Yoshiro Tsutsui is a professor of economics at Konan University. He had previously taught at Nagoya City University and Osaka University. He was awarded a Ph.D. (economics) from Osaka University. He was the first president of the Association of Behavioral Economics and Finance, and the president of Japan Society of Monetary Economics. His primary areas of teaching and research are behavioral economics and banking and finance. Currently, his research includes happiness study, time discounting, international linkage of stock prices, and regional banking and finance. His publications appeared in Review of Economics and Statistics, Journal of Financial and Quantitative Analysis, Journal of Banking and Finance, Journal of Risk and Uncertainty, Regional Science and Urban Economics, and Journal of Research in Personality. In 1988, his book, The Financial Markets and Banking Industry: Economic Analysis of Industrial Organization (Toyokeizai-Shinpo Sha, in Japanese) was awarded the Nikkei Prize for Excellent Books in Economic Science.
This book is a collection of important contributions by Japanese researchers and their coauthors to present current advances in behavioral economics and finance, particularly in relation to decision making and human well-being.

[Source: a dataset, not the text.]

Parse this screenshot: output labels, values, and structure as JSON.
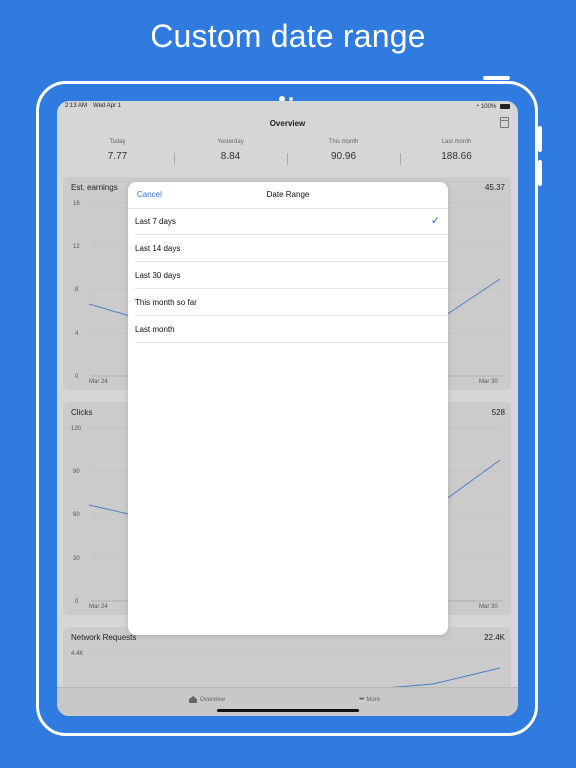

The topics covered in this volume include decision making under the conditions of inter-temporal choices, risk, and social relations, happiness, and the neuro-scientific/biological basis of behavior. The book includes works of research, both theoretical and empirical, on time discounting, time preferences, risk aversion, altruism, social status, happiness, addiction, limited attention, and health and financial investments. The authors of the chapters add supplementary discussions to survey more recent advances on related topics or to provide detailed information that were abbreviated in the original publications. The addenda will enable readers to deepen their understanding of decision making and human well-being.
Collects for the first time works on behavioral economics/finance by representative Japanese authors
Adds and expounds original supplementary data on related research and recent advances for all topics
Covers a broad range of topics from behavioral economics to finance and from preferences to happiness